Here’s the issue: education isn’t a private thing. It’s a fundamental requirement to function and succeed in today’s world. If you don’t have an education you aren’t going to succeed it’s that simple. As such there have to be guidelines, rules and above all requirements for a school to fulfill. we’re talking about peoples futures after all. Now there are things called private schools these are separately managed institutions that operate on an isolated (mostly basis). I don’t mind these for two reasons: first they do not receive public funding. That on it’s own can be a serious impediment to succeed, which leads to point two: to thrive they have to be competitive i.e. good even without funding.

It works, so I accept it, very simple. So here’s my problem: Charter schools receive public funding. That is, private institutions un-beholden to any authority that is required to follow the rules and standards of any form of government, and as such beholden to the people, is given public funding.

This in turn precludes my second point regarding private schools, if you get public funding you don’t need to compete. 

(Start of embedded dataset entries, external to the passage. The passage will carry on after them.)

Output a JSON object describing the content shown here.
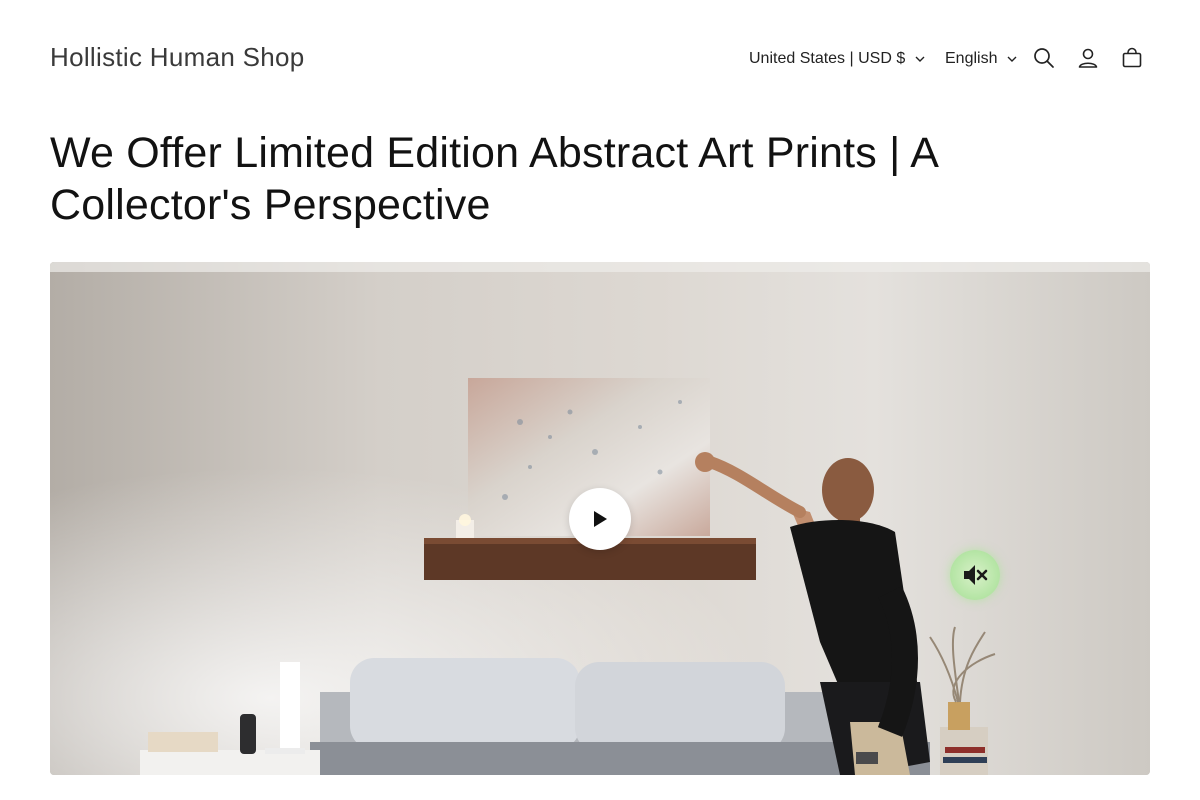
{
  "header": {
    "logo_text": "Hollistic Human Shop",
    "country_selector": "United States | USD $",
    "language_selector": "English",
    "icons": [
      "search-icon",
      "account-icon",
      "cart-icon"
    ]
  },
  "main": {
    "title": "We Offer Limited Edition Abstract Art Prints | A Collector's Perspective"
  },
  "video": {
    "controls": [
      "play-icon",
      "mute-icon"
    ],
    "mute_button_color": "#b8e6a8",
    "play_button_color": "#ffffff"
  }
}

I’m sure there are plenty of people with faith in a capitalist system, the obligations of an organization to appeal to a perspective buyer i.e. parents to choose there school/ product, to do well. This is supposed to be the competition that will embolden the Charter Schools to thrive or fail, being that surplus choice will eventually leave only the strongest choices available to the parents in the country. I disagree, for a very simple reason: why would any charter school, even and especially a failing one, willingly give up on the cash cow that is the federal government? They wouldn’t, it’s to profitable which is exactly the problem.

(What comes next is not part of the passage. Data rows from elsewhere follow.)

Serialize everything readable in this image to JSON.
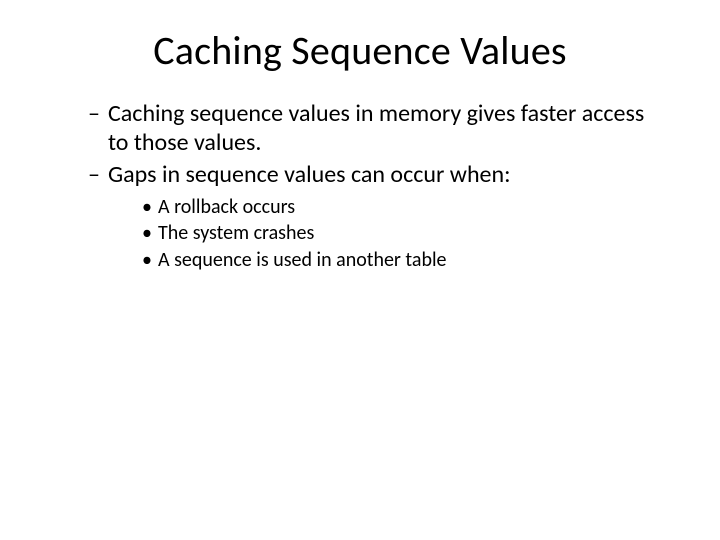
{
  "title": "Caching Sequence Values",
  "bullets": [
    {
      "text": "Caching sequence values in memory gives faster access to those values."
    },
    {
      "text": "Gaps in sequence values can occur when:"
    }
  ],
  "subbullets": [
    {
      "text": "A rollback occurs"
    },
    {
      "text": "The system crashes"
    },
    {
      "text": "A sequence is used in another table"
    }
  ]
}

School, and healthcare and infrastructure (roads, bridges and the like) for that matter, should not be considered economic sectors, you shouldn’t focus on making money in these areas. That encourages cutting corners, prioritizing money over quality and as has often been the case resulted in failing schools that make a lot of money for the owners and produce substandard results. I’m sure there are successes, there has to be to provide examples for this nonsense but frankly? Private institutions shouldn’t receive public money. You want to educate on your own terms?

Do it privately, with your money – not everyone else’s.

That money should go to the public institutions, they have to succeed and do well according to the people, not according to a bottom line. It is not a perfect system, but it is a damn sight more accountable. Businesses have their place, as do public institutions. Don’t bring the two together.

Friday update: 26 May edition (cause meh)

So, Trump visited the NATO summit, gave a speech basically complaining about the other nations not paying ‘their fair share’ (not necessarily inaccurate, but grossly simplified and unaware of either the reasons or economic and political implications of such a thing, ala typical Trump), and also shoved aside the Prime Minister of Montenegro during a photo op.

Dick move Trump. Dick Move.

He also met with Macron, the new French President, for nearly two hours, and apparently had all sorts of discussions, regarding the Paris climate deal, the economy, NATO. How much do you want to bet that he changed his mind regarding the deal after another foreign leader explained it to him in ten or so minutes?

And his little trip was going so well. Turns out democratic nations aren’t quite so thrilled to have the wannabe despot running around, over there in Sicily. Shame that.

(not)